The increases of the state pension age could mean income protection holders face a gap in their cover of up to seven years, experts have warned.
IP policies, which provide people with an income if they become too sick or injured to work, are often arranged with an expiry date — typically the age the client expects to retire or the state pension age.
But the state pension age is increasing for both men and women to reach 66 by October 2020 before rising to 67 by 2028 through a gradual process.
For customers who took out a policy expecting to retire earlier than the age they will now retire at, they could face a gap in their protection.
In the worst case scenarios women who expected to retire at 60 but are now unable to retire or draw their state pension until they are 67 will see a seven year shortfall.
The first people to draw their pension at age 67 will be those born in 1961.
The government first announced its intention to raise the women state pension age from 60 to 65 in 1995. This started to come into effect in April 2010. By November 6, 2018 the state pension had been equalised for men and women at age 65.
Clients who have remained in a similar state of health since buying the policy may be able to extend their policy or take out a new, similarly priced plan to cover them for the missing years.
However, those with deteriorating health may not be able to get cover or afford a new policy and anyone already claiming will be unable to extend their policy.
Kevin Carr, chief executive of the Protection Review, said: "Many people have taken — or may have been advised to take — an income protection policy to tie in with their intended retirement age.
"But the changes mean that by the time some policyholders reach that age, there could now be a shortfall."

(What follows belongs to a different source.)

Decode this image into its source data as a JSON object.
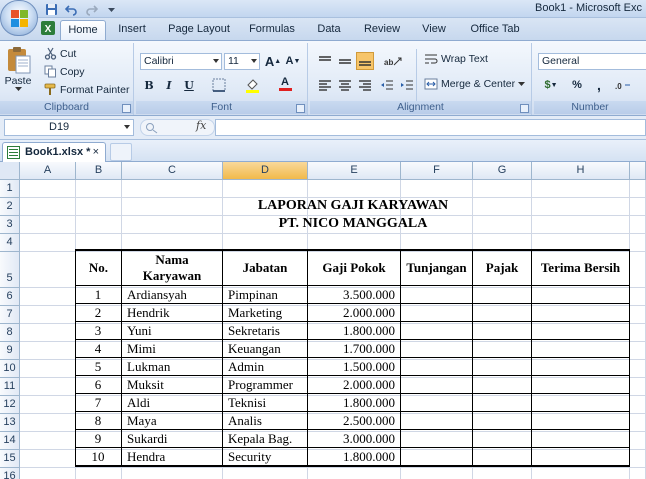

He added: "If advisers haven’t already contacted IP customers it is worth doing so. While healthy clients can amend their policy, those who now have a medical condition or anyone who is already claiming could be caught out."
Alan Lakey, director at Highclere Financial, said the problem was advisers had to make a guess at the outset.
He said: "Naturally, advisers suggest 25 years of protection if the client is most likely going to retire in 25 years' time.
"It’s one of these occurrences where there’s no one to blame and I’m not sure there’s much advisers can do except talk to their clients."
Mr Lakey said insurers should write to any client whose policy will create a gap to let them know there may be a shortfall in their policy.
He added: "I really think the onus is on the insurer because they will have many clients who do not have an adviser. There’s no easy solution, but they are in the best position to resolve it."